Hate crimes against Hispanic and LGBTQ Americans are on the rise. Yet current federal hate crimes laws do not protect LGBTQ citizens; there are still five states with no hate crimes legislation on the books; and 23 states do not require collection of hate crimes statistics. This year, the US Congress is expected to vote on the Local Law Enforcement Hate Crimes Prevention Act (LLEHCPA), legislation that would add protections for victims of attacks based on sexual orientation and gender identity, and give the federal government the power to work with local authorities to ensure that hate crimes are properly investigated and prosecuted. President Obama’s campaign platform included passing the LLEHCPA (also known as the Matthew Shepard Act), and now that’s he in office, many diverse groups are working to get this legislation through the House and Senate. Their letters, statements, and videos speak powerfully about fighting hate. Here are some links and excerpts:
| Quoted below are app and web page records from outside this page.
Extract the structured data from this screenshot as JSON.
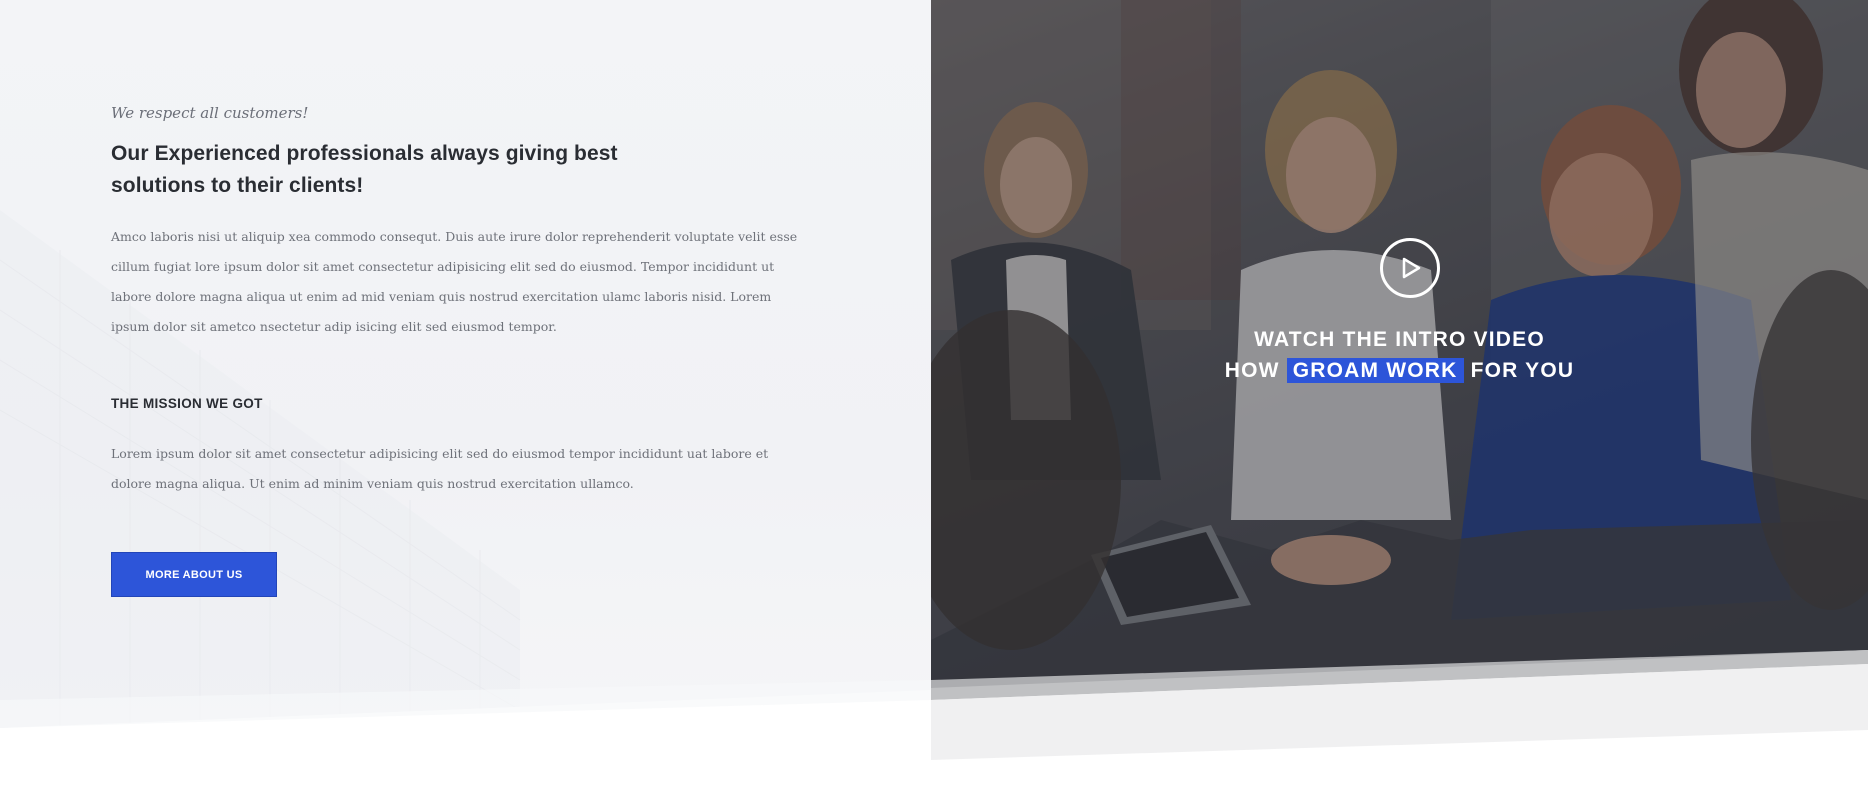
{
  "about": {
    "tagline": "We respect all customers!",
    "headline": "Our Experienced professionals always giving best solutions to their clients!",
    "paragraph": "Amco laboris nisi ut aliquip xea commodo consequt. Duis aute irure dolor reprehenderit voluptate velit esse cillum fugiat lore ipsum dolor sit amet consectetur adipisicing elit sed do eiusmod. Tempor incididunt ut labore dolore magna aliqua ut enim ad mid veniam quis nostrud exercitation ulamc laboris nisid. Lorem ipsum dolor sit  ametco nsectetur adip isicing elit sed eiusmod tempor.",
    "mission_title": "THE MISSION WE GOT",
    "mission_text": "Lorem ipsum dolor sit amet consectetur adipisicing elit sed do eiusmod tempor incididunt uat labore et dolore magna aliqua. Ut enim ad minim veniam quis nostrud exercitation ullamco.",
    "cta_label": "MORE ABOUT US"
  },
  "video": {
    "line1": "WATCH THE INTRO VIDEO",
    "line2_prefix": "HOW",
    "line2_highlight": "GROAM WORK",
    "line2_suffix": "FOR YOU",
    "play_icon": "play-circle-icon"
  },
  "colors": {
    "accent": "#2d55d9",
    "heading": "#2a2d33",
    "body_text": "#6e7179",
    "panel_bg": "#f3f4f7"
  }
}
April 7, 2009 - 9:00pm
April 1, 2009 - 9:00pm
On Wednesday, April 1, over 160 community members gathered at JLS Middle School in Palo Alto to watch the premiere screening of Not In Our School: Palo Alto. The film looks at Palo Alto Unified School District’s “Not In Our Schools” month, where across the district, students in elementary, middle, and high schools participate in activities centered around fostering safe school environments and ending intolerance.
March 28, 2009 - 9:00pm
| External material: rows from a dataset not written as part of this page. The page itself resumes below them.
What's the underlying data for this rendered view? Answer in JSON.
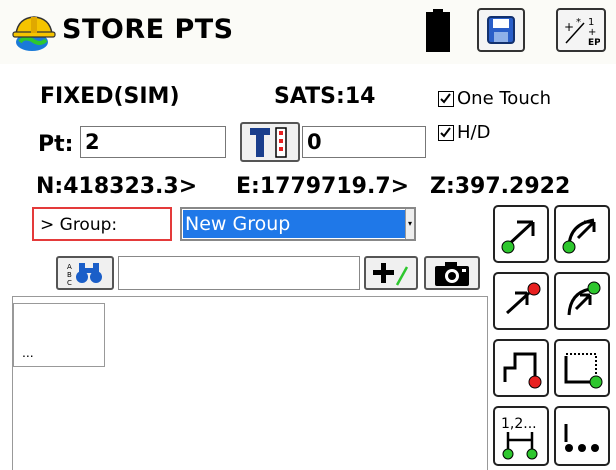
{
  "app": {
    "title": "STORE PTS"
  },
  "titlebar": {
    "icons": [
      "hardhat-globe-icon",
      "battery-icon",
      "save-icon",
      "cogo-calc-icon"
    ]
  },
  "status": {
    "mode": "FIXED(SIM)",
    "sats": "SATS:14",
    "one_touch_label": "One Touch",
    "one_touch_checked": true,
    "hd_label": "H/D",
    "hd_checked": true
  },
  "point": {
    "label": "Pt:",
    "value": "2",
    "rod_height": "0"
  },
  "coords": {
    "n": "N:418323.3>",
    "e": "E:1779719.7>",
    "z": "Z:397.2922"
  },
  "group": {
    "label": "> Group:",
    "selected": "New Group"
  },
  "description": {
    "value": ""
  },
  "panel": {
    "tile_text": "..."
  },
  "colors": {
    "selection": "#1f78e8",
    "highlight_border": "#e43a3a",
    "green_dot": "#2ec72e",
    "red_dot": "#e82020"
  }
}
March 25, 2009 - 9:00pm
Mountain View leaders are brainstorming ways to get ahead of hate crimes. More than 40 civic and community leaders met March, 25, 2009, to discuss strategies for building an inclusive community. City leaders in attendance included the mayor and vice mayor, two city council members, the police chief, and superintendent of schools. The meeting, convened by former Mountain View Human Relations Commission members Alicia Crank and Chris Burley, was planned even before recent hate incidents occurred in the community.
March 25, 2009 - 9:00pm
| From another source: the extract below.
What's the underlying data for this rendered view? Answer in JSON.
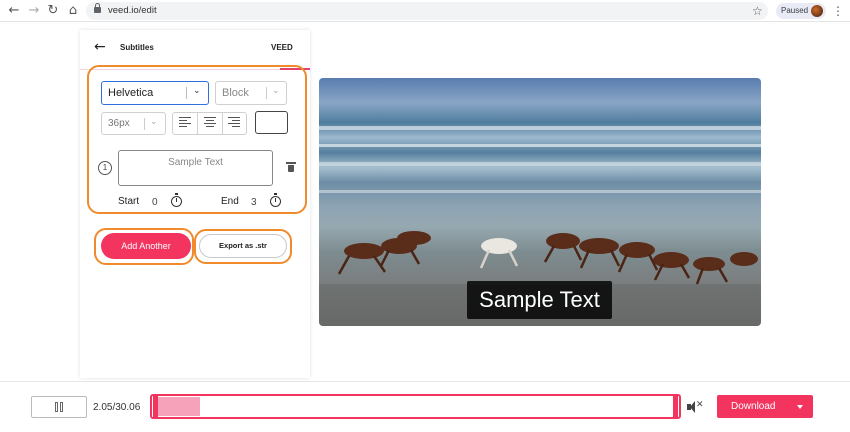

What are our choices when we encounter mean-spirited and hate-laden comments in response to news articles online? It’s a question we’ve been debating at the water cooler here at The Working Group, and one that’s been on my mind a lot lately as I scour the web daily for news of hate crime hot spots and stories of resistance. We wanted to open up the conversation to the NIOT community. Do we urge our newspapers to adopt more stringent comment policies? Should we join the conversation or ignore it, and if we ignore it, what message are we sending? Sadly, the examples of offensive speech and bigotry I’ve been encountering online are ample.